Start of Data in this exercise

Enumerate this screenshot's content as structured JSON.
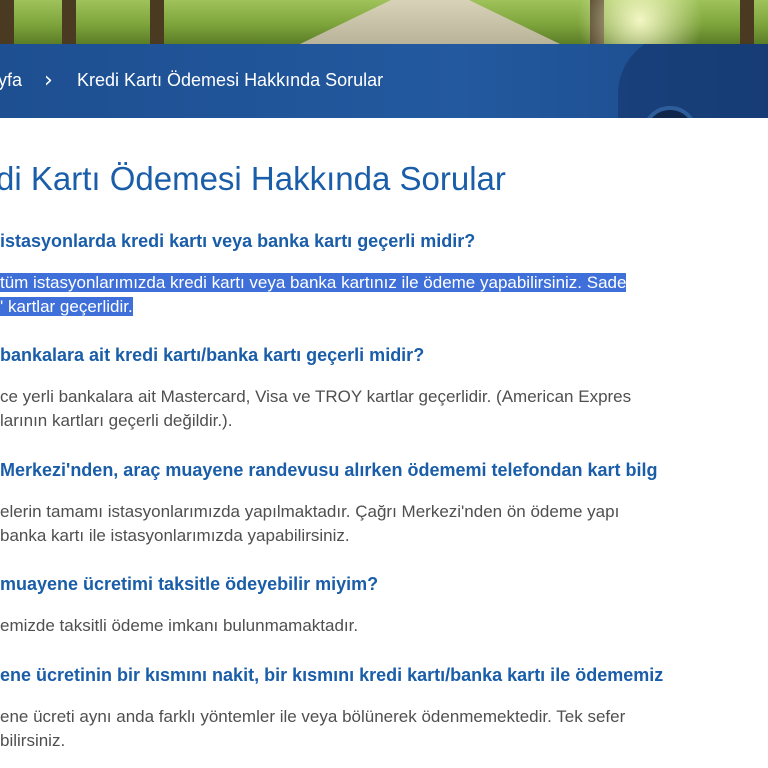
{
  "breadcrumb": {
    "home": "yfa",
    "separator": "›",
    "current": "Kredi Kartı Ödemesi Hakkında Sorular"
  },
  "page": {
    "title": "di Kartı Ödemesi Hakkında Sorular"
  },
  "faqs": [
    {
      "question": "istasyonlarda kredi kartı veya banka kartı geçerli midir?",
      "answer_lines": [
        "tüm istasyonlarımızda kredi kartı veya banka kartınız ile ödeme yapabilirsiniz. Sade",
        "' kartlar geçerlidir."
      ]
    },
    {
      "question": "bankalara ait kredi kartı/banka kartı geçerli midir?",
      "answer_lines": [
        "ce yerli bankalara ait Mastercard, Visa ve TROY kartlar geçerlidir. (American Expres",
        "larının kartları geçerli değildir.)."
      ]
    },
    {
      "question": "Merkezi'nden, araç muayene randevusu alırken ödememi telefondan kart bilg",
      "answer_lines": [
        "elerin tamamı istasyonlarımızda yapılmaktadır. Çağrı Merkezi'nden ön ödeme yapı",
        "banka kartı ile istasyonlarımızda yapabilirsiniz."
      ]
    },
    {
      "question": "muayene ücretimi taksitle ödeyebilir miyim?",
      "answer_lines": [
        "emizde taksitli ödeme imkanı bulunmamaktadır."
      ]
    },
    {
      "question": "ene ücretinin bir kısmını nakit, bir kısmını kredi kartı/banka kartı ile ödememiz",
      "answer_lines": [
        "ene ücreti aynı anda farklı yöntemler ile veya bölünerek ödenmemektedir. Tek sefer",
        "bilirsiniz."
      ]
    }
  ],
  "colors": {
    "title_blue": "#1a5da8",
    "breadcrumb_bar": "#1d4f91",
    "selection_highlight": "#3f70d9",
    "answer_text": "#4f4f4f"
  }
}
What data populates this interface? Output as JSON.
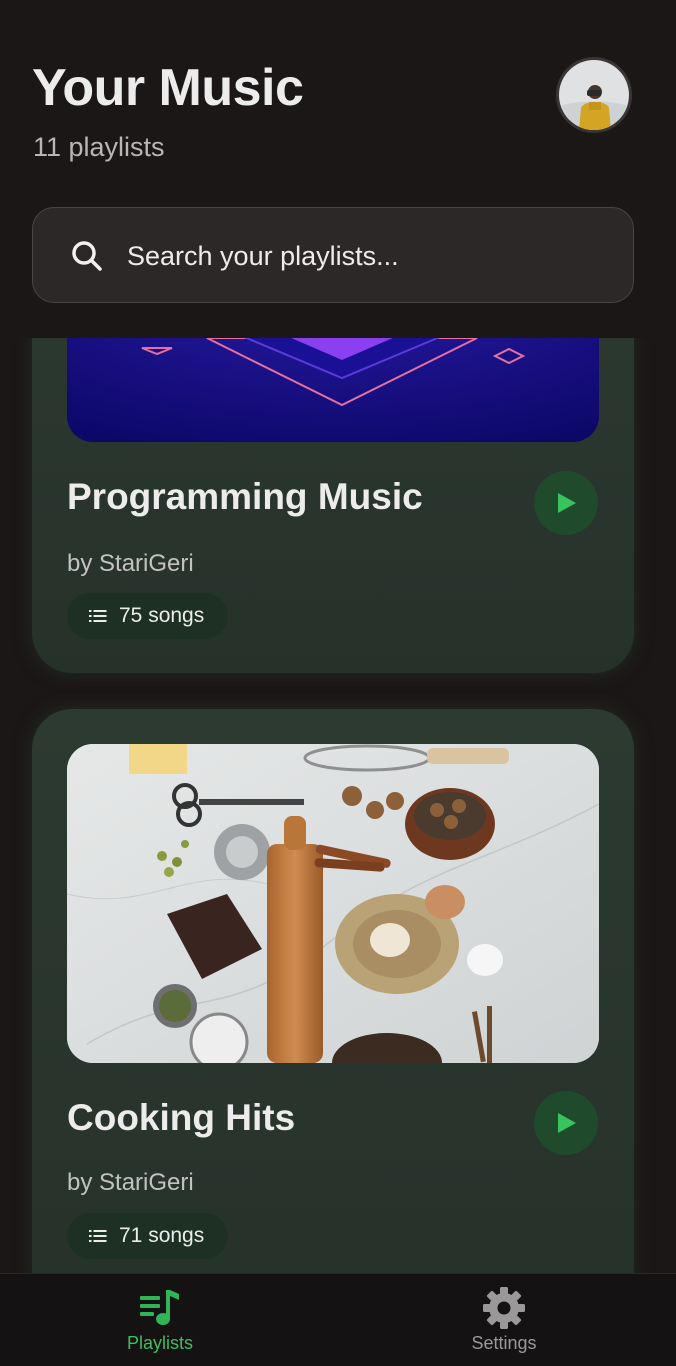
{
  "header": {
    "title": "Your Music",
    "subtitle": "11 playlists",
    "avatar_icon": "user-avatar"
  },
  "search": {
    "placeholder": "Search your playlists...",
    "value": "",
    "icon": "search-icon"
  },
  "playlists": [
    {
      "title": "Programming Music",
      "owner": "by StariGeri",
      "songs": "75 songs",
      "cover": "abstract purple neon diamond art"
    },
    {
      "title": "Cooking Hits",
      "owner": "by StariGeri",
      "songs": "71 songs",
      "cover": "baking ingredients on marble"
    }
  ],
  "nav": {
    "items": [
      {
        "label": "Playlists",
        "icon": "music-list-icon",
        "active": true
      },
      {
        "label": "Settings",
        "icon": "gear-icon",
        "active": false
      }
    ]
  },
  "colors": {
    "accent": "#3fbf5e",
    "background": "#1b1717",
    "card": "#2b3830",
    "pill": "#1e3023",
    "play_button": "#1f4a2c"
  }
}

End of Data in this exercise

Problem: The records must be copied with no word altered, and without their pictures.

Solution to this exercise:
Enumerate this screenshot's content as structured JSON.
{
  "breadcrumb": {
    "home": "yfa",
    "separator": "›",
    "current": "Kredi Kartı Ödemesi Hakkında Sorular"
  },
  "page": {
    "title": "di Kartı Ödemesi Hakkında Sorular"
  },
  "faqs": [
    {
      "question": "istasyonlarda kredi kartı veya banka kartı geçerli midir?",
      "answer_lines": [
        "tüm istasyonlarımızda kredi kartı veya banka kartınız ile ödeme yapabilirsiniz. Sade",
        "' kartlar geçerlidir."
      ]
    },
    {
      "question": "bankalara ait kredi kartı/banka kartı geçerli midir?",
      "answer_lines": [
        "ce yerli bankalara ait Mastercard, Visa ve TROY kartlar geçerlidir. (American Expres",
        "larının kartları geçerli değildir.)."
      ]
    },
    {
      "question": "Merkezi'nden, araç muayene randevusu alırken ödememi telefondan kart bilg",
      "answer_lines": [
        "elerin tamamı istasyonlarımızda yapılmaktadır. Çağrı Merkezi'nden ön ödeme yapı",
        "banka kartı ile istasyonlarımızda yapabilirsiniz."
      ]
    },
    {
      "question": "muayene ücretimi taksitle ödeyebilir miyim?",
      "answer_lines": [
        "emizde taksitli ödeme imkanı bulunmamaktadır."
      ]
    },
    {
      "question": "ene ücretinin bir kısmını nakit, bir kısmını kredi kartı/banka kartı ile ödememiz",
      "answer_lines": [
        "ene ücreti aynı anda farklı yöntemler ile veya bölünerek ödenmemektedir. Tek sefer",
        "bilirsiniz."
      ]
    }
  ],
  "colors": {
    "title_blue": "#1a5da8",
    "breadcrumb_bar": "#1d4f91",
    "selection_highlight": "#3f70d9",
    "answer_text": "#4f4f4f"
  }
}
What data populates this interface? Output as JSON.
{
  "header": {
    "title": "Your Music",
    "subtitle": "11 playlists",
    "avatar_icon": "user-avatar"
  },
  "search": {
    "placeholder": "Search your playlists...",
    "value": "",
    "icon": "search-icon"
  },
  "playlists": [
    {
      "title": "Programming Music",
      "owner": "by StariGeri",
      "songs": "75 songs",
      "cover": "abstract purple neon diamond art"
    },
    {
      "title": "Cooking Hits",
      "owner": "by StariGeri",
      "songs": "71 songs",
      "cover": "baking ingredients on marble"
    }
  ],
  "nav": {
    "items": [
      {
        "label": "Playlists",
        "icon": "music-list-icon",
        "active": true
      },
      {
        "label": "Settings",
        "icon": "gear-icon",
        "active": false
      }
    ]
  },
  "colors": {
    "accent": "#3fbf5e",
    "background": "#1b1717",
    "card": "#2b3830",
    "pill": "#1e3023",
    "play_button": "#1f4a2c"
  }
}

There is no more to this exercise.